In summary, an early 2019 prediction for PLAN ships in service by 2030 are broken down as such:
- 16-20 055/A destroyers (12,000 ton category)
- 36-40 052D/E destroyers (7,000 ton category)
- 40-50 054A/B frigates (4,000-5,000 ton category)
- Approximately 60 SSKs
- Anywhere from 16 or more SSNs (including six to eight existing SSNs)
- Anywhere from eight or more SSBNs (including four to five existing SSBNs)
- At least four aircraft carriers (two ski jump, two catapult)
- At least eight 071 LPDs (25,000 ton category)
- At least three 075 LHDs (36,000 ton category)
Of the above, frigates, SSNs, SSBNs, and carriers are currently the most difficult to predict, with the most margin for error.

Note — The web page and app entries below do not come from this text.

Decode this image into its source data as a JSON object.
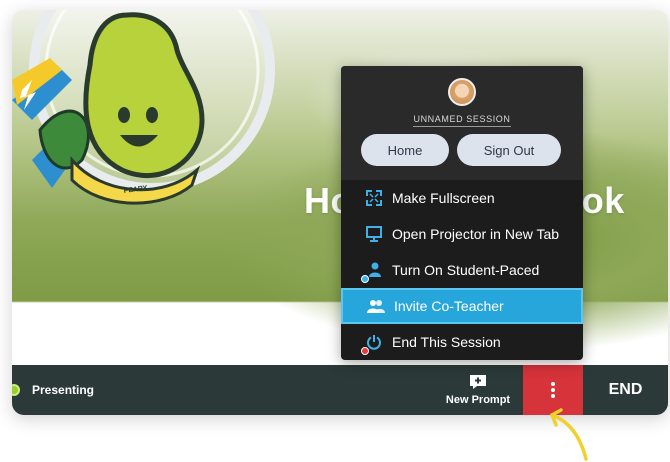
{
  "slide": {
    "title": "How To Handbook",
    "mascot_label": "PEARY"
  },
  "menu": {
    "session_name": "UNNAMED SESSION",
    "home_label": "Home",
    "signout_label": "Sign Out",
    "items": [
      {
        "label": "Make Fullscreen",
        "icon": "fullscreen-icon"
      },
      {
        "label": "Open Projector in New Tab",
        "icon": "projector-icon"
      },
      {
        "label": "Turn On Student-Paced",
        "icon": "student-paced-icon"
      },
      {
        "label": "Invite Co-Teacher",
        "icon": "co-teacher-icon",
        "highlighted": true
      },
      {
        "label": "End This Session",
        "icon": "power-icon"
      }
    ]
  },
  "toolbar": {
    "status_label": "Presenting",
    "new_prompt_label": "New Prompt",
    "end_label": "END"
  },
  "colors": {
    "toolbar_bg": "#2b3a38",
    "more_button_bg": "#d6333a",
    "menu_highlight": "#27a6dc",
    "status_dot": "#9acd32",
    "arrow": "#f0d12a"
  }
}
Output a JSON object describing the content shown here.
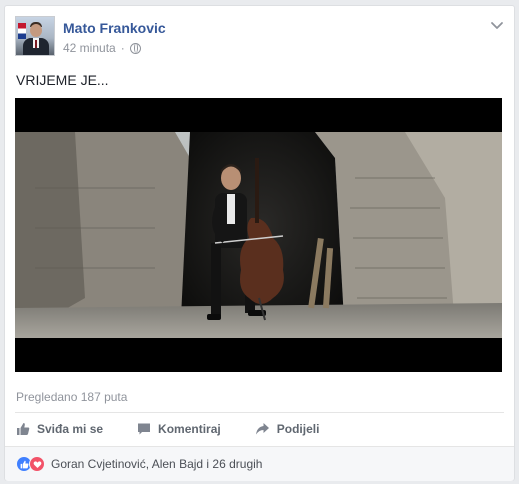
{
  "post": {
    "author": "Mato Frankovic",
    "time": "42 minuta",
    "separator": "·",
    "audience_icon": "globe-icon",
    "menu_icon": "chevron-down-icon",
    "text": "VRIJEME JE...",
    "video_icon": "video-frame",
    "views": "Pregledano 187 puta"
  },
  "actions": {
    "like": {
      "label": "Sviđa mi se",
      "icon": "thumbs-up-icon"
    },
    "comment": {
      "label": "Komentiraj",
      "icon": "comment-icon"
    },
    "share": {
      "label": "Podijeli",
      "icon": "share-icon"
    }
  },
  "reactions": {
    "icons": [
      "like-reaction-icon",
      "love-reaction-icon"
    ],
    "summary": "Goran Cvjetinović, Alen Bajd i 26 drugih"
  },
  "colors": {
    "link_blue": "#365899",
    "meta_gray": "#90949c",
    "action_gray": "#606770",
    "like_blue": "#4080ff",
    "love_red": "#f25268"
  }
}
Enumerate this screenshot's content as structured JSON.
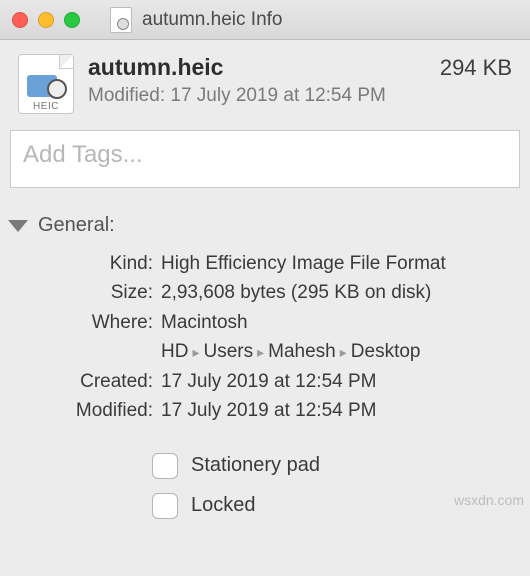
{
  "window": {
    "title": "autumn.heic Info",
    "icon_badge": "HEIC"
  },
  "header": {
    "filename": "autumn.heic",
    "size_display": "294 KB",
    "modified_line": "Modified: 17 July 2019 at 12:54 PM",
    "icon_badge": "HEIC"
  },
  "tags": {
    "placeholder": "Add Tags...",
    "value": ""
  },
  "section": {
    "general_label": "General:"
  },
  "general": {
    "kind_label": "Kind:",
    "kind_value": "High Efficiency Image File Format",
    "size_label": "Size:",
    "size_value": "2,93,608 bytes (295 KB on disk)",
    "where_label": "Where:",
    "where_segments": [
      "Macintosh HD",
      "Users",
      "Mahesh",
      "Desktop"
    ],
    "created_label": "Created:",
    "created_value": "17 July 2019 at 12:54 PM",
    "modified_label": "Modified:",
    "modified_value": "17 July 2019 at 12:54 PM"
  },
  "checks": {
    "stationery_label": "Stationery pad",
    "stationery_checked": false,
    "locked_label": "Locked",
    "locked_checked": false
  },
  "watermark": "wsxdn.com"
}
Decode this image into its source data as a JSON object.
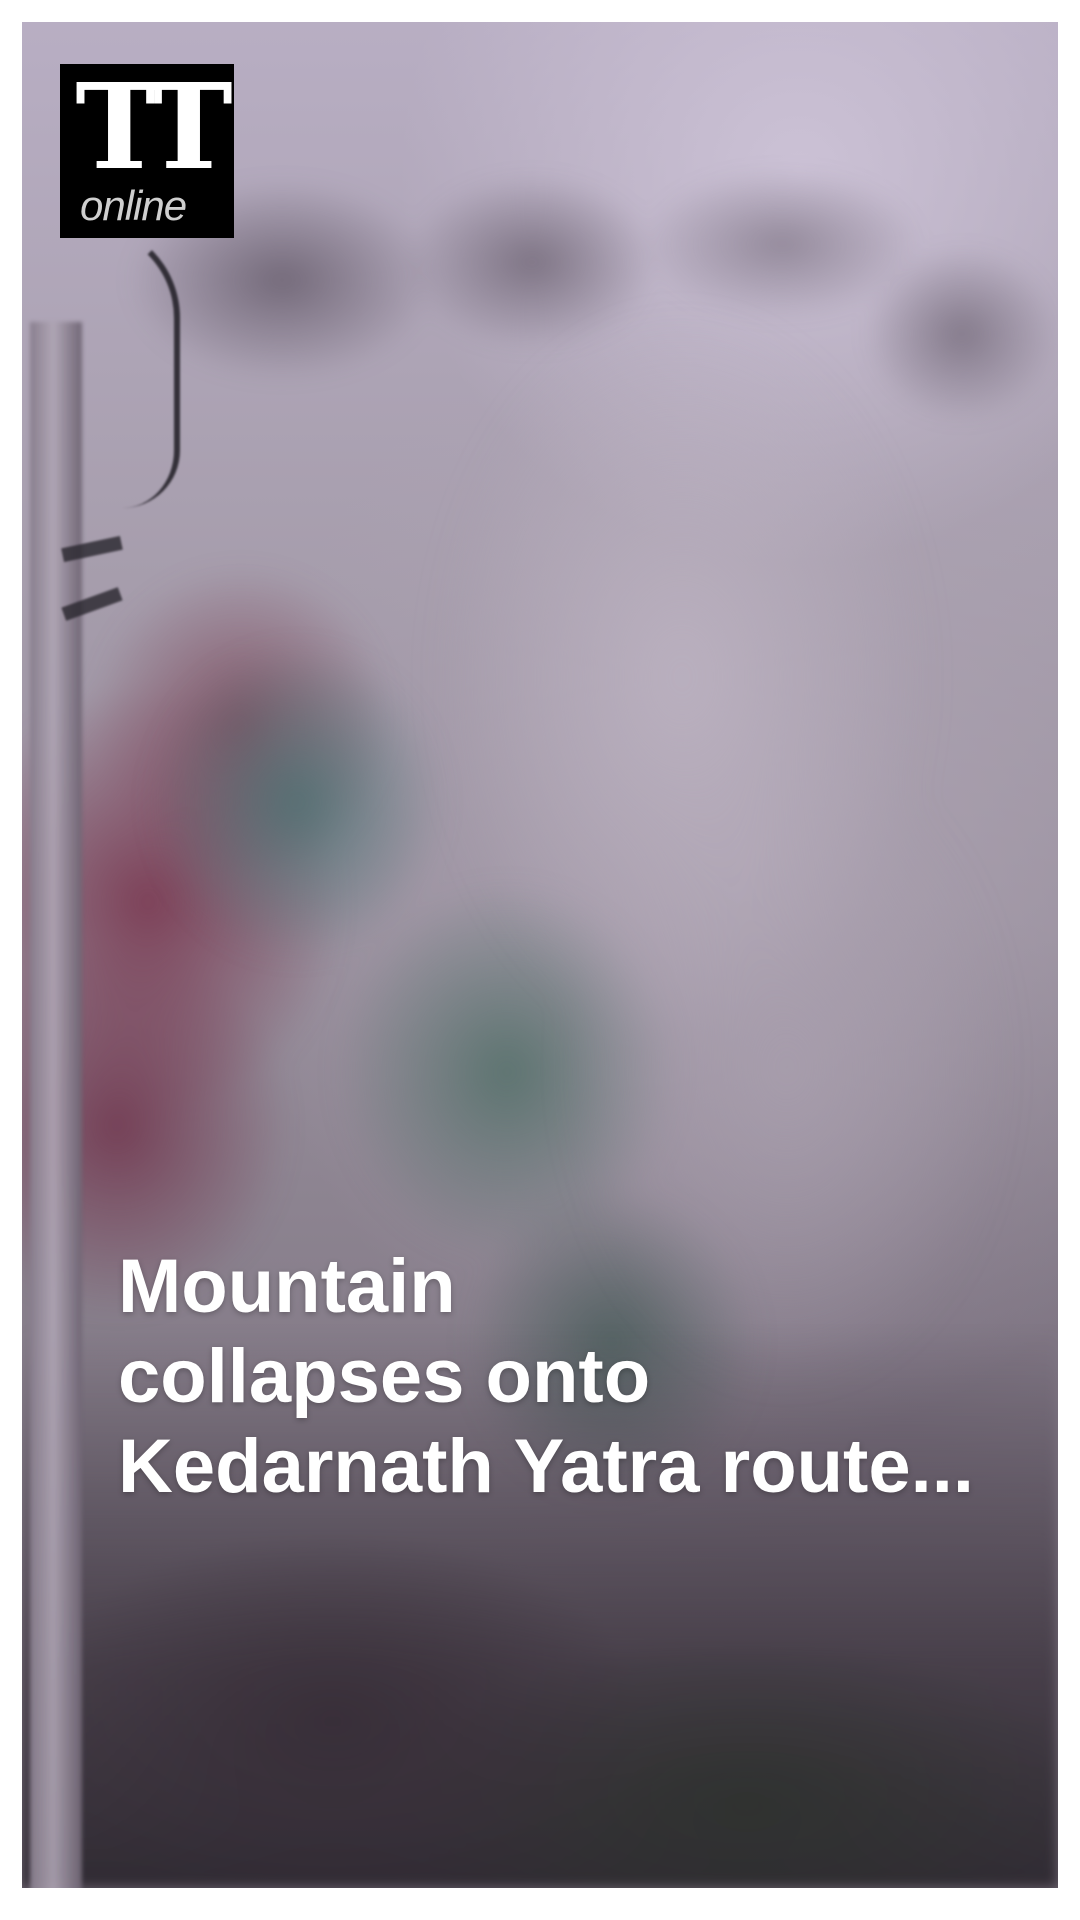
{
  "logo": {
    "mark": "TT",
    "sub": "online"
  },
  "headline": {
    "lines": [
      "Mountain",
      "collapses onto",
      "Kedarnath Yatra route..."
    ]
  },
  "colors": {
    "frame_border": "#ffffff",
    "logo_background": "#000000",
    "headline_text": "#ffffff"
  }
}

Other ships of note include the approximately 60 056/A corvettes that will complete its production run within the next year or so, as well as the 11 older “non-Aegis” type destroyers and dozen or so older frigates that will likely remain in service as “second line” surface combatants. The 25-30 ship fleet of 072s will likely be retained. It is unknown if the 60 odd fleet of 22 class missile boats will be retained. The numbers of replenishment ships are not predicted here, due to lack of long-term regular production rates that can be extrapolated, though fast launch rates have been demonstrated.
Making predictions for the PLAN a decade in advance is difficult given the PLA’s overall opacity. Unforeseen confounding factors – such as project mismanagement, technological hurdles, economic adversity, military conflict, and natural disaster – are also difficult to consider.
The projection laid out here is not concrete and final, and is likely to evolve in coming years as 2030 approaches. However, use of critical extrapolation and consideration of Chinese naval requirements can provide a gauge for how the PLAN may evolve in the medium term future.